  • 0 Hide
    Anonymous , August 19, 2008 6:33 PM
    Almost looked like AMD was going to do some KAMIKAZE for a while!

    It did some great moves against NVIDIA; but it's basically taking on 2 monster firms namely Intel and Nvidia.
    If it's not careful it might get liquidated very soon...
  • 0 Hide
    Anonymous , August 19, 2008 7:28 PM
    Jeanluc - while your comment on profitability is theoretically correct, AMD already used 200Mil in equipment sales in Q2 and recorded it in a way that bumped up their net income and operating margin (which you wouldn't typically do with a one time asset sale). While technically legal, it is obviously very misleading, especially on the gross margin piece - however most analysts recognized this and stripped out the impact of the sales when evaluating the company.

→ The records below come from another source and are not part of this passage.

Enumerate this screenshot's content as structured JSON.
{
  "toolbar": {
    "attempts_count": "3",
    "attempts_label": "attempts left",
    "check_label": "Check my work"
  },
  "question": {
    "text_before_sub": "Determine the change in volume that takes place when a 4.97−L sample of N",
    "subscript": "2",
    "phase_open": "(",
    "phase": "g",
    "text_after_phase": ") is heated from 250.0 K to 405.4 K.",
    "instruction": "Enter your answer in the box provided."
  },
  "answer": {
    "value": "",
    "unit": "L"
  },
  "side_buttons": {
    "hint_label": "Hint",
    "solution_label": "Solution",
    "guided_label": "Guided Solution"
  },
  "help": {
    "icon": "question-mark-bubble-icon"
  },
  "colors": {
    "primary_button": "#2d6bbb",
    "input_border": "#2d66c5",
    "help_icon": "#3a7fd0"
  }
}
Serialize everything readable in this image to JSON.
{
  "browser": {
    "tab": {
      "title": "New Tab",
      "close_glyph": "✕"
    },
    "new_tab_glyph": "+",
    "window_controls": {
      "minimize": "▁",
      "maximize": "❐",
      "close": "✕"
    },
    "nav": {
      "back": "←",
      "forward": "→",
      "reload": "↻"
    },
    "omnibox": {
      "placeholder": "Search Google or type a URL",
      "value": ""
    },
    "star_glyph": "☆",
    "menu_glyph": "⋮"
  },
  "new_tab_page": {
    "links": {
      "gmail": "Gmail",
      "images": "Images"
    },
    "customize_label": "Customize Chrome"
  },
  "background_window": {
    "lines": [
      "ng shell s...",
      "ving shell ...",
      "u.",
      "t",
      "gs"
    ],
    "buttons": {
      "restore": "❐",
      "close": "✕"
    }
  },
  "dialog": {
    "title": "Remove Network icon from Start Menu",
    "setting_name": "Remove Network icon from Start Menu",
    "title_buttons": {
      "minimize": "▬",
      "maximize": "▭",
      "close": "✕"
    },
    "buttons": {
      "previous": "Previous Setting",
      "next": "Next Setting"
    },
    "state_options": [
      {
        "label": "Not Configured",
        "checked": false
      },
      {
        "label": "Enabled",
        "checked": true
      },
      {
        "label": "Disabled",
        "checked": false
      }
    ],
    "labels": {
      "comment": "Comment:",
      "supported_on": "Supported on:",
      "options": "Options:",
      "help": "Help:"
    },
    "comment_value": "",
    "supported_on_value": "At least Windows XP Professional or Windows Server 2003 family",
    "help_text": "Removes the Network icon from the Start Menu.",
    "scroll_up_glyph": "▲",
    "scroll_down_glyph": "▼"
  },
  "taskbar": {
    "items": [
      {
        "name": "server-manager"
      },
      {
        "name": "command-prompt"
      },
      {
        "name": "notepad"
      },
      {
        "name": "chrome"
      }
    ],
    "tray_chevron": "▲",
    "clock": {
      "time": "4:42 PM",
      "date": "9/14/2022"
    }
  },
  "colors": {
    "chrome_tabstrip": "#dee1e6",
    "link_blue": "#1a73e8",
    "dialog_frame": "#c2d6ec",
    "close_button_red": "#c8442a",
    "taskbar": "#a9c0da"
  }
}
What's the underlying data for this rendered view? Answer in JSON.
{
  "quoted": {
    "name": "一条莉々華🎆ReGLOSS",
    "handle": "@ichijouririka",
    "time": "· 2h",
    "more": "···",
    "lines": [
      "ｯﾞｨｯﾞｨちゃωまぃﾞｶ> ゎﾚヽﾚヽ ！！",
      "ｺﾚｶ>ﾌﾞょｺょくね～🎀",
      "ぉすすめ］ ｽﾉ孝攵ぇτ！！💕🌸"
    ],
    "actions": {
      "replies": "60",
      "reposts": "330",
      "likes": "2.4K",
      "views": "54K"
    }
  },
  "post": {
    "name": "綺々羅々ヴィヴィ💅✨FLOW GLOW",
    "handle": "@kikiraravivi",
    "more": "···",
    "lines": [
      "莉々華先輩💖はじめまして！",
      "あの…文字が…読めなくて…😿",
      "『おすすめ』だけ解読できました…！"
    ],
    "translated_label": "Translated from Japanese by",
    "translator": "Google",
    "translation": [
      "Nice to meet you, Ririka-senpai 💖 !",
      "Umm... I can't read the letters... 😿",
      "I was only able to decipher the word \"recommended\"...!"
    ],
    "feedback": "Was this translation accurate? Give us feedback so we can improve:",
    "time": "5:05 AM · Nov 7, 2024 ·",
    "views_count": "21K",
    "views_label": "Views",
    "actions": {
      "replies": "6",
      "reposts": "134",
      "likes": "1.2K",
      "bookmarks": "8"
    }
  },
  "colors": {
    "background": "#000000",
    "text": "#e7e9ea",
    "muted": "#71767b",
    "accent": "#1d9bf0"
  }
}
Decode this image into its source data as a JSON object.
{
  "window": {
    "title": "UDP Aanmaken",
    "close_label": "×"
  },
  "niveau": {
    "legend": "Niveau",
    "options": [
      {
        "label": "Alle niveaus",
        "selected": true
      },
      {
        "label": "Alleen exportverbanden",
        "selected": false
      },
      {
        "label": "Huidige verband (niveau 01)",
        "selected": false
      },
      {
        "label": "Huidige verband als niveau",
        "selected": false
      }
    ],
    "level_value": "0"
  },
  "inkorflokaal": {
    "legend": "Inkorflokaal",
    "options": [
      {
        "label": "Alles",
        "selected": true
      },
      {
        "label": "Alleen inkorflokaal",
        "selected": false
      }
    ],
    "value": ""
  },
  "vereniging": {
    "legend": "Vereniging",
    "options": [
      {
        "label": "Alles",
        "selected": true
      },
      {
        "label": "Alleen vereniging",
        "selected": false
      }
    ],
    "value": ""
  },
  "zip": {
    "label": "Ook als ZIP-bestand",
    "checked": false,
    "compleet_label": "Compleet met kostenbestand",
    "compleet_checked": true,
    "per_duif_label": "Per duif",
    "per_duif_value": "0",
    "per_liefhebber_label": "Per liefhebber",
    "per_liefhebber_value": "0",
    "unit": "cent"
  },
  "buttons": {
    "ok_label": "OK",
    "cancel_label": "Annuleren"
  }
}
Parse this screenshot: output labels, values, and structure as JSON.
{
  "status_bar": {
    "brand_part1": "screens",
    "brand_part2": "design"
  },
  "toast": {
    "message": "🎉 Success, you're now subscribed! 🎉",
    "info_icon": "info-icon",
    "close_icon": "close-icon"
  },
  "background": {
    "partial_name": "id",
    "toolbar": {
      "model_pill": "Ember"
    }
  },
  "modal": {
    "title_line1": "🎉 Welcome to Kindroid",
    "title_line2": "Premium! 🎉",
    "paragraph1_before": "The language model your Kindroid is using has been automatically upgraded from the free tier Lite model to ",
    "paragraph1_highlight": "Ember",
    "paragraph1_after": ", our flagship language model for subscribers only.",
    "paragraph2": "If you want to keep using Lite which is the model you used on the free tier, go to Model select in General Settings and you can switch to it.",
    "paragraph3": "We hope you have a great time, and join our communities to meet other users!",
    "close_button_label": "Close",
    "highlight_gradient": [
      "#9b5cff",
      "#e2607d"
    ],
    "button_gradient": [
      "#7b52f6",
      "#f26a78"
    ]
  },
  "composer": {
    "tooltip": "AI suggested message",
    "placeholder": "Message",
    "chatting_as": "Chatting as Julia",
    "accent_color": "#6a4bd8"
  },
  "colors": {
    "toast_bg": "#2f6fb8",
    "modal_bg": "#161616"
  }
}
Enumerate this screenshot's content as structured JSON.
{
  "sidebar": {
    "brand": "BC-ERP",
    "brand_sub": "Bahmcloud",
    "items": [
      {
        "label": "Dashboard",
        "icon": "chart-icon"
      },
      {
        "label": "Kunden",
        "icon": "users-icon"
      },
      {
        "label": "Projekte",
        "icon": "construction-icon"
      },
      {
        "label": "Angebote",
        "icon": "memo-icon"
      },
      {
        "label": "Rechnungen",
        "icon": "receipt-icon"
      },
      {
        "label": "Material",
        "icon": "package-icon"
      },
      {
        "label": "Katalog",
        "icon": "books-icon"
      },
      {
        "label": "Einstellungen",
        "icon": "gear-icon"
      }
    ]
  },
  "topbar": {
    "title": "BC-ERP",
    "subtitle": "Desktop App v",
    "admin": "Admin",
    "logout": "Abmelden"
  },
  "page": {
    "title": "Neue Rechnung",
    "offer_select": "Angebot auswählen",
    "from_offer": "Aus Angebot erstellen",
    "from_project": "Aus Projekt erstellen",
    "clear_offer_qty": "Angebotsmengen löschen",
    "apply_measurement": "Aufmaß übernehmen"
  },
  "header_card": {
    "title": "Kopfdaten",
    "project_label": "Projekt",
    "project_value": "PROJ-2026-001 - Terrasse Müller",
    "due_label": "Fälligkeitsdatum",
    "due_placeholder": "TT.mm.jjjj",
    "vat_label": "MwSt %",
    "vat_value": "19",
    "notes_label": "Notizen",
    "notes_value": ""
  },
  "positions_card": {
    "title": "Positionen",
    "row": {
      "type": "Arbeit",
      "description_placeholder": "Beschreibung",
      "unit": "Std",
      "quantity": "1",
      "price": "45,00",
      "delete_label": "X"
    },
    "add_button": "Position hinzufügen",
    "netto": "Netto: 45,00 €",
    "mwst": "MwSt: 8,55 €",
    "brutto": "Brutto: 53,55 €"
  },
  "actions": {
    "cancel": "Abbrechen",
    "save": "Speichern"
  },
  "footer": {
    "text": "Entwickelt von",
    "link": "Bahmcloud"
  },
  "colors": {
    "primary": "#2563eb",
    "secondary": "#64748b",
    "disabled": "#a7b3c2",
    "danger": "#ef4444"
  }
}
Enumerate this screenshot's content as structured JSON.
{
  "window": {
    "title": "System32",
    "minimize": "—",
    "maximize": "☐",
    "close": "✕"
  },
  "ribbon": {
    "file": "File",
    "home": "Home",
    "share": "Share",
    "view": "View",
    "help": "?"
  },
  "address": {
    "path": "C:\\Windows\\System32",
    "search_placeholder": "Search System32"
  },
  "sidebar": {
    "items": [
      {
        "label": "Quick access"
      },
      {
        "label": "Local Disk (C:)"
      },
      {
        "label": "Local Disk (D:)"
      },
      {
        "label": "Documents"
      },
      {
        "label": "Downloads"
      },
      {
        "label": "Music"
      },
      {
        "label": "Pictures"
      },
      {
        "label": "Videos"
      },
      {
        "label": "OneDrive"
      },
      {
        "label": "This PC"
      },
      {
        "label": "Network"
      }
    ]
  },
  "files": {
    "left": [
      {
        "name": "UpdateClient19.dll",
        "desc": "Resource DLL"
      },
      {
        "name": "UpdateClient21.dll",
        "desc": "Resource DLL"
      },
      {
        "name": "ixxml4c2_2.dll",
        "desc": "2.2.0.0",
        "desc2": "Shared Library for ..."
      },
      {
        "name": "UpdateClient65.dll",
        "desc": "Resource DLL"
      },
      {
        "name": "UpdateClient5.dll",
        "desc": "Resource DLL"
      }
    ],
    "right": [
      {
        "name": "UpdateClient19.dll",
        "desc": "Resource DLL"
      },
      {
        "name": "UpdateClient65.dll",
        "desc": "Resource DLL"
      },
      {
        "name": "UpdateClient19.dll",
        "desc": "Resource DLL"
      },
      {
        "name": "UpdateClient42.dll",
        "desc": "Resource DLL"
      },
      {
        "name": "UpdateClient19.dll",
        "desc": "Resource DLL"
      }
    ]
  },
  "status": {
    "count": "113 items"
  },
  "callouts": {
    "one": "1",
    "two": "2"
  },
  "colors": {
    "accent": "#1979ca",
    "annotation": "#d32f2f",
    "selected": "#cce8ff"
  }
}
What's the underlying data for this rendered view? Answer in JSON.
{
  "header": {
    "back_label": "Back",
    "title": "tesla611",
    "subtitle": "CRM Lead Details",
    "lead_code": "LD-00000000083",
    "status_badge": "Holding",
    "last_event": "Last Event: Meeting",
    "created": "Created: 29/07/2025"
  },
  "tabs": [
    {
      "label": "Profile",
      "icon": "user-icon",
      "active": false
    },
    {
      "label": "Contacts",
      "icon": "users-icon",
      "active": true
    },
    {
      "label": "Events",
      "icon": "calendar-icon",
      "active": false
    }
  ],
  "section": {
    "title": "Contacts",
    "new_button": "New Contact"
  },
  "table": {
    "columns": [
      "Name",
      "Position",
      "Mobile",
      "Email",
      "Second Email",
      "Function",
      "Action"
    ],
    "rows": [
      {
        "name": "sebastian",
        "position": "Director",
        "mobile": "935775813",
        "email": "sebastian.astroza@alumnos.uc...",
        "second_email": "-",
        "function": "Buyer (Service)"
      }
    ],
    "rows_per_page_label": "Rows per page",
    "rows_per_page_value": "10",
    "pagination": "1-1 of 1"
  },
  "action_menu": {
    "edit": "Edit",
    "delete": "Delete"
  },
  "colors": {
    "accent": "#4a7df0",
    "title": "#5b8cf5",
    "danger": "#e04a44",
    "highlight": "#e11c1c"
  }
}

    If AMD's 'goal' is SUSTAINED profitability and not just making the numbers work out, one would think they wouldn't play these rather obvious games, but frankly it will work on most of the media in pulling the wool over there eyes.
  • 0 Hide
    ravenware , August 19, 2008 8:14 PM
    What was being manufactured on the 200 mm wafer equipment?
  • 0 Hide
    V3NOM , August 22, 2008 8:54 AM
    cpu's i would assume...
  • 0 Hide
    V3NOM , August 22, 2008 8:55 AM
    what fab are AMD making GPU's? is it some seperate company actually producing them or...